But in their opinion Monday, the justices said Amgen’s “arguments are unpersuasive, and its various policy arguments cannot overcome the statute’s plain language.”

Further, the Supreme Court ruled that violations of a portion of the Biologics Price Competition and Innovation Act that require biosim developers to disclose their full applications to branded drugmakers, dubbed the “patent dance,” aren’t enforceable by injunction at the federal level, according to the Monday opinion.

In a statement, Novartis global media relations head Eric Althoff said the “unanimous ruling on the notice of commercial marketing will help expedite patient access to life-enhancing treatments.”

“We also appreciate the clarity provided on the patent dance, which will help the biosimilars industry move forward,” Althoff said.

Reacting to Monday's news, McDonnell Boehnen Hulbert & Berghoff partner Kevin Noonan told FiercePharma the court ruled in a way that will allow branded drugmakers and their lobby to ask Congress to adjust the BPCIA. As lawmakers work through the Obamacare overhaul, Noonan said, they could tweak portions of the BPCIA and revisit these questions affecting biosim launches.

“I think the court felt that these were issues that they could interpret, because it’s statutory interpretation; that’s their job.”

But, Noonan said, the court “reminded people that the real place for this to be worked out is in Congress.”

RELATED: As Supreme Court steps into tangled biosimilars law, IP experts weigh in

The Supreme Court took on the case after a Federal Circuit court ruled with Amgen on one issue and with Sandoz on another. In a 2015 decision, the appeals panel ruled that Sandoz was required to share its abbreviated biologics license application (aBLA), and could provide marketing notice only after its biosim won FDA approval. Still, that decision described the statute a “riddle wrapped in a mystery inside an enigma.”

Sandoz eventually waited out the six-month delay and launched its biosim of Amgen’s Neupogen back in 2015 after a legal war.
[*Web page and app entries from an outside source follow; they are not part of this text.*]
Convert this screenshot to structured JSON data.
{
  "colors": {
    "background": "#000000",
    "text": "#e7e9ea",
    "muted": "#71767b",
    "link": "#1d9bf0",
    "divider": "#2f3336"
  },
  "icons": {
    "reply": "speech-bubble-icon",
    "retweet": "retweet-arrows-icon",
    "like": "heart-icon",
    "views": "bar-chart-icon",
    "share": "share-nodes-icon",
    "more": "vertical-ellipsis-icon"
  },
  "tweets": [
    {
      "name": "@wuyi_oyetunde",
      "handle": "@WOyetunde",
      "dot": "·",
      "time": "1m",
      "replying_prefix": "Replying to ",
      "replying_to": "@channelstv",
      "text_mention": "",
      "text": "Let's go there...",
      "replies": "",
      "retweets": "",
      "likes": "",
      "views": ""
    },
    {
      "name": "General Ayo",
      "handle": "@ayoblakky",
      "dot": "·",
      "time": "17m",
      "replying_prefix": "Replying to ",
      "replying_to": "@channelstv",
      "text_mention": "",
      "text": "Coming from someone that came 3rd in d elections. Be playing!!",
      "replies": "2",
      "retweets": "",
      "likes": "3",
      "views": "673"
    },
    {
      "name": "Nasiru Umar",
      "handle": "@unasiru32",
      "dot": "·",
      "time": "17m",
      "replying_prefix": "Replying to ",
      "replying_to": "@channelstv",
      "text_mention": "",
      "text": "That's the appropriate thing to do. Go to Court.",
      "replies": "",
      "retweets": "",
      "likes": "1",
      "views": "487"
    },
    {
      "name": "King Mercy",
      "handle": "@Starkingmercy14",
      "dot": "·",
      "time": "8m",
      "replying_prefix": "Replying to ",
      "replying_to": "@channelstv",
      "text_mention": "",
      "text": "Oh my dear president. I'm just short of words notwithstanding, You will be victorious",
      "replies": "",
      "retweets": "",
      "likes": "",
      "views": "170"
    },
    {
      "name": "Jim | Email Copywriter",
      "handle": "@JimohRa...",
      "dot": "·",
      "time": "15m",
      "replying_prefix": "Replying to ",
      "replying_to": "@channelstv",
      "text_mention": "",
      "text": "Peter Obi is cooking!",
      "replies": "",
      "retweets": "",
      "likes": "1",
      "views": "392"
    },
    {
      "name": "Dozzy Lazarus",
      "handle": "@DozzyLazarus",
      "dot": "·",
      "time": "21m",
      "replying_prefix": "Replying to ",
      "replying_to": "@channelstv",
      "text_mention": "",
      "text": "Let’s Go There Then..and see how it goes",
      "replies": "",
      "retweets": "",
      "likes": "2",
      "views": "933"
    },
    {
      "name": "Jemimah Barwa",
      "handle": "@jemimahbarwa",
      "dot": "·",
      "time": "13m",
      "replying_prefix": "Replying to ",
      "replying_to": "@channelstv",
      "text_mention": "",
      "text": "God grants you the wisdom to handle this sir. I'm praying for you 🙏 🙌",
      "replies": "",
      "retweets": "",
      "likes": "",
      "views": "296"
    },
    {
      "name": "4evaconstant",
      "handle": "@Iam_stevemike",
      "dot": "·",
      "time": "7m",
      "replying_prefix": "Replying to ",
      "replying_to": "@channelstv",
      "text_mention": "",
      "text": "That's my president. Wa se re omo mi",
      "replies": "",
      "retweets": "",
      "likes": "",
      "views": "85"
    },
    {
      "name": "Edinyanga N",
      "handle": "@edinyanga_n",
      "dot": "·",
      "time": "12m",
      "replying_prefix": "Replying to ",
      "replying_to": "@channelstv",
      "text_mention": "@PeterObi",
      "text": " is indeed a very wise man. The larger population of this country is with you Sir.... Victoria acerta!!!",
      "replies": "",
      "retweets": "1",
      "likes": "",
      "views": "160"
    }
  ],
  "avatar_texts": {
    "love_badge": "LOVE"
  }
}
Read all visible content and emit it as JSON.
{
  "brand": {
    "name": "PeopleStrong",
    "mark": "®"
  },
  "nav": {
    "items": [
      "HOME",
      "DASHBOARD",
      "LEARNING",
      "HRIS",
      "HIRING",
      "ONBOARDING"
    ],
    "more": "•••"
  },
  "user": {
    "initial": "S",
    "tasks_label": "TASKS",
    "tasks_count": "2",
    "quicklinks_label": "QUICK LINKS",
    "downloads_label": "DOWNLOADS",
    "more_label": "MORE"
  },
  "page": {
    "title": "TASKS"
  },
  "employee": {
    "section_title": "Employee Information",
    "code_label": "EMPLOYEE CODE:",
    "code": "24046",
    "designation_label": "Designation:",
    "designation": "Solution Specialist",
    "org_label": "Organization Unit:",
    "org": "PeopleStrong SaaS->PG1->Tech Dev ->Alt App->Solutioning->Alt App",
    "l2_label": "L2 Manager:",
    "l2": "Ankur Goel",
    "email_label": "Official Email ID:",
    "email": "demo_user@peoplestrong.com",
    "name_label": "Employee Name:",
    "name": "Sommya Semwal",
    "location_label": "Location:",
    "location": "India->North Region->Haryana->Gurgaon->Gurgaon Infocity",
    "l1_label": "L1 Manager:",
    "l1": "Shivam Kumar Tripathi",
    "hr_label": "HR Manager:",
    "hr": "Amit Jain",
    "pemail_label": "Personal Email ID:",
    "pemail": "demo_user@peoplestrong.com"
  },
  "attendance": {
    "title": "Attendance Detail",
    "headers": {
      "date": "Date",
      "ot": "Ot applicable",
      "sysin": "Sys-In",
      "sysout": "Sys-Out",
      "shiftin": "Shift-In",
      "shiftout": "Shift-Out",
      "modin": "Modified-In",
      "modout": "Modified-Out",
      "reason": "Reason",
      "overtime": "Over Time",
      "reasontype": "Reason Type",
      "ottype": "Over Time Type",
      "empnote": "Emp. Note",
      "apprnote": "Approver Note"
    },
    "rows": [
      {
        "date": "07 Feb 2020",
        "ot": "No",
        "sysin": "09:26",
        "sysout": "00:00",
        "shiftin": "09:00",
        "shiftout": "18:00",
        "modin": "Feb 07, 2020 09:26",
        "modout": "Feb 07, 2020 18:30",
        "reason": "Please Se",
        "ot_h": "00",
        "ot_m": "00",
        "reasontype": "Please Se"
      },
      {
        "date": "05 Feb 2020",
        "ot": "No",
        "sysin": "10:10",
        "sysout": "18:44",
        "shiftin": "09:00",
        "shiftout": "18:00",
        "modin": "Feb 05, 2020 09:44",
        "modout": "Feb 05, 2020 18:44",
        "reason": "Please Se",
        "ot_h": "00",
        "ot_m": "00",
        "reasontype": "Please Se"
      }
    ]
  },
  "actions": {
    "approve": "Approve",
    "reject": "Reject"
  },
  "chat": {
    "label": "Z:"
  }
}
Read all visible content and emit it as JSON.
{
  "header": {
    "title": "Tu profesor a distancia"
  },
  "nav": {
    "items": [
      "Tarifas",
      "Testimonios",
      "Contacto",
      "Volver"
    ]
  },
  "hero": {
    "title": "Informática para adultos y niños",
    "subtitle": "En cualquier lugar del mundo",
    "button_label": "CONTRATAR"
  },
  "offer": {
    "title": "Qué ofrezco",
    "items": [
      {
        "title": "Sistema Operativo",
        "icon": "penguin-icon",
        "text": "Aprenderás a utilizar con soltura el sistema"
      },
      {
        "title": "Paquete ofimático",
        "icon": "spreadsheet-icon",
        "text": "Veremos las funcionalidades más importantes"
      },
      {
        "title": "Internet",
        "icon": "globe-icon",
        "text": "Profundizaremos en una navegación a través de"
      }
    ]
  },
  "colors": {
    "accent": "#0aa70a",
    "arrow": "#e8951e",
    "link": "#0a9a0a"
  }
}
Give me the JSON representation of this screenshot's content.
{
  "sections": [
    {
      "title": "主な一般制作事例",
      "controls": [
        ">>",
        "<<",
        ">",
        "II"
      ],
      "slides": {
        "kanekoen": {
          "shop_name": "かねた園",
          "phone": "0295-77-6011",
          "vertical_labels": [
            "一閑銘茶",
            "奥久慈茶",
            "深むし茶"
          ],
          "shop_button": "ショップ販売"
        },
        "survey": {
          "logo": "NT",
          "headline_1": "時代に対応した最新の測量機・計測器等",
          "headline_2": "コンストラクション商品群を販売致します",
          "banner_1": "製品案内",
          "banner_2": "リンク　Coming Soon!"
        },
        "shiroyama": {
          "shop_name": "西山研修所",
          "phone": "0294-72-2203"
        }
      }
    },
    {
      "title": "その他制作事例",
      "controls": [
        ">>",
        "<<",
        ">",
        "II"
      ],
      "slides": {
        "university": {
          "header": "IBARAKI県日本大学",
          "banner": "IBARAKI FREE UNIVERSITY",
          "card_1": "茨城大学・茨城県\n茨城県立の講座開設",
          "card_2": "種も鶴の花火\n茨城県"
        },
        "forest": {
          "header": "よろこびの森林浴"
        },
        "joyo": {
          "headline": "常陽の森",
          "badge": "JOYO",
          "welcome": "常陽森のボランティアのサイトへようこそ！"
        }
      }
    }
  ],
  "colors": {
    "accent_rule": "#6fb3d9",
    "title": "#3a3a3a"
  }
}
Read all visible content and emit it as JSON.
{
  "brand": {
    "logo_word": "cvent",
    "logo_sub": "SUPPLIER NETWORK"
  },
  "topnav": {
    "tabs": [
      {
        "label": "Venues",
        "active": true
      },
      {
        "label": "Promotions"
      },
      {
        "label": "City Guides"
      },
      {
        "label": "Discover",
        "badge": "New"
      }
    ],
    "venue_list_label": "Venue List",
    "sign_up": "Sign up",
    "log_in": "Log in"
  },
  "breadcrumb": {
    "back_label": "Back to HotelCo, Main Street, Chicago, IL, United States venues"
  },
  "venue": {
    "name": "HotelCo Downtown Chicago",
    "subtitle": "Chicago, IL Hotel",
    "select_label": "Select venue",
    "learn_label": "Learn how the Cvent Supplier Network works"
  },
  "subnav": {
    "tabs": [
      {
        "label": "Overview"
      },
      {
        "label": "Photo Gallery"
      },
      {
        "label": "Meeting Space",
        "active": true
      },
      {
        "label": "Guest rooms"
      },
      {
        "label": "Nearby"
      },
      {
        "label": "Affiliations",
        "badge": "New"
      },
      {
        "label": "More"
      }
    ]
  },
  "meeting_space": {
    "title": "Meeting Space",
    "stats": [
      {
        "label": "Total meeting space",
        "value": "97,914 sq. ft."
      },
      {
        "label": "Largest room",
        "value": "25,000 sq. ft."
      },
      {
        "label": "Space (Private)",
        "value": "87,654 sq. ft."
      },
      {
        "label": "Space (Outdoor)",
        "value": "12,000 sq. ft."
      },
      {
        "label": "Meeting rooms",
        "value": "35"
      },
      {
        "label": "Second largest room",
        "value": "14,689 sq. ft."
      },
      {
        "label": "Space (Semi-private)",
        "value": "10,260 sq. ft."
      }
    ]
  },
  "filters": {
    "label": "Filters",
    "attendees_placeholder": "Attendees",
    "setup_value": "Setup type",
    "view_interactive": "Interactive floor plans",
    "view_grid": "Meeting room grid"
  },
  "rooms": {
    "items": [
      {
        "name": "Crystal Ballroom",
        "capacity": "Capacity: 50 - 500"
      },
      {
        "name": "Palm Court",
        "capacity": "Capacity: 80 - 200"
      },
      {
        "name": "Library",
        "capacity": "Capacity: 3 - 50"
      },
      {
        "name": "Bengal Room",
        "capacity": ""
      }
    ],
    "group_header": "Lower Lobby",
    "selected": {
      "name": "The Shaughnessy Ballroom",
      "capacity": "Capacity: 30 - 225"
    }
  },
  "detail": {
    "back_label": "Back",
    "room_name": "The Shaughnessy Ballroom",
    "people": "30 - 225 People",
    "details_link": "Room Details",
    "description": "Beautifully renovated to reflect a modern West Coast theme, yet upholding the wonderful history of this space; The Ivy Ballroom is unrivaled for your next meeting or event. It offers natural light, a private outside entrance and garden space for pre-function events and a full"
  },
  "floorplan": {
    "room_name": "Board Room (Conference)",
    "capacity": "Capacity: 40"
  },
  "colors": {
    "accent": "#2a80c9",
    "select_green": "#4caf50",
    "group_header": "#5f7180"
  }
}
The company asked the Supreme Court to weigh in on the issue last year in an effort to win reprieve for future biosim launches.

Shortly after the opinion went live, Express Scripts released a statement saying the decision “should help expand access and lower prescription drug costs for employers, health plans, labor unions, and Medicare.”